- [WORK TASK]: Scan the listing below for the word "this" and state how many lines hold it. Write nothing but the number.

- [RECORDS TO USE]:
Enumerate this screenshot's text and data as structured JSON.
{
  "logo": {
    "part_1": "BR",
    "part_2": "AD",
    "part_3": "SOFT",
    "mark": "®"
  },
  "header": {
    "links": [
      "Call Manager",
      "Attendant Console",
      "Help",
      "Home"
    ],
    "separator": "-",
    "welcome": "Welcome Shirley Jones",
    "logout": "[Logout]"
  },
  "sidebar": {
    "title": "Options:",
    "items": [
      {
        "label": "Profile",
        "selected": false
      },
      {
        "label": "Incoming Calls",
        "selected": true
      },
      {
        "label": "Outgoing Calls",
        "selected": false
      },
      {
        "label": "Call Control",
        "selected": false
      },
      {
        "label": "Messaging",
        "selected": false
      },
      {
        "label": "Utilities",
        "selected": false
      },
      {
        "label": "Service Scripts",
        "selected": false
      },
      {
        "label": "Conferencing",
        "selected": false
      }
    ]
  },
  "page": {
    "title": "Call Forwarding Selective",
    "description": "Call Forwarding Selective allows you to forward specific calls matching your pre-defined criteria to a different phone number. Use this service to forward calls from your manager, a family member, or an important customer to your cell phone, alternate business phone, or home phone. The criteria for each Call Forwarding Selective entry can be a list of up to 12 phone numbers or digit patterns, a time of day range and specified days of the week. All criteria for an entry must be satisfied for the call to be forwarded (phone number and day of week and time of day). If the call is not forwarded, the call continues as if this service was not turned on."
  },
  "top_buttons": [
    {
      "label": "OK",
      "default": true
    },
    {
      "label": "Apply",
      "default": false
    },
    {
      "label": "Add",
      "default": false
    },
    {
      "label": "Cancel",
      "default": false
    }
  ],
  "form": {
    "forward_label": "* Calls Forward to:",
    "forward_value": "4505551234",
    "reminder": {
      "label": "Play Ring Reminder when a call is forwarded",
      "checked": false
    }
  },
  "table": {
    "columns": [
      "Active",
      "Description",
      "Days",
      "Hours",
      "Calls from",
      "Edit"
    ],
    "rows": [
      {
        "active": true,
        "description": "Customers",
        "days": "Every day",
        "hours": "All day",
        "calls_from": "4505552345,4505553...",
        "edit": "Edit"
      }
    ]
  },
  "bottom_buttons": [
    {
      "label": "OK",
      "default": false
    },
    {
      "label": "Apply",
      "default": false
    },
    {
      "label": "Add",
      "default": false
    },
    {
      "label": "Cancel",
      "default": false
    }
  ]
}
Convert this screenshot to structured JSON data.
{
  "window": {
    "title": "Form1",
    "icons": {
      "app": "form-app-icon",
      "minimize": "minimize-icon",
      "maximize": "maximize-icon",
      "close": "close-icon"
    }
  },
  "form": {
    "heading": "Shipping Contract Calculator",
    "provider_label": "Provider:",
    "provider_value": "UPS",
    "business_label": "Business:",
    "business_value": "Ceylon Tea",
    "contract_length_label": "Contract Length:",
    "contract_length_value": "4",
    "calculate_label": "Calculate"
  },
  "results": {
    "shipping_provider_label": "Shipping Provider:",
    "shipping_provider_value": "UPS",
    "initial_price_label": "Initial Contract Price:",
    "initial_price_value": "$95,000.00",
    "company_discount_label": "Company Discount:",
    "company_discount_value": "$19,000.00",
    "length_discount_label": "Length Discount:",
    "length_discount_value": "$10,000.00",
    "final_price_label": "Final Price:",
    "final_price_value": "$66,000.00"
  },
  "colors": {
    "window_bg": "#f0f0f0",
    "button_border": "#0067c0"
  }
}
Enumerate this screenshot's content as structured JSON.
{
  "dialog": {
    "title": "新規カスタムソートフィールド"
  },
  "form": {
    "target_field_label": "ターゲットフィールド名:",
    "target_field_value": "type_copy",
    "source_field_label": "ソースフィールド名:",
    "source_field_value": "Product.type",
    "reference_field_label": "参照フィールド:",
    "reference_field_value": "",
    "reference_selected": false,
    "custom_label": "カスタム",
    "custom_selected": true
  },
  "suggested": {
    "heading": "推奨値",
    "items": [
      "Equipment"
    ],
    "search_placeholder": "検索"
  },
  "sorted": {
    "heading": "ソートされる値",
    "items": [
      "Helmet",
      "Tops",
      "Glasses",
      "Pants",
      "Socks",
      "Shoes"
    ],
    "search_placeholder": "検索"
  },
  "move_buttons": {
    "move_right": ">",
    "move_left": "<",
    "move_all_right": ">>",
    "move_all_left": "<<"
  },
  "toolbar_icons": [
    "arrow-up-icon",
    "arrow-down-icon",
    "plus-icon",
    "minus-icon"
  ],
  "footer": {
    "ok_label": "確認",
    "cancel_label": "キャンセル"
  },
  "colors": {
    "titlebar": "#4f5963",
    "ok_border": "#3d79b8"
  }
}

- [WRITTEN REPLY]: 4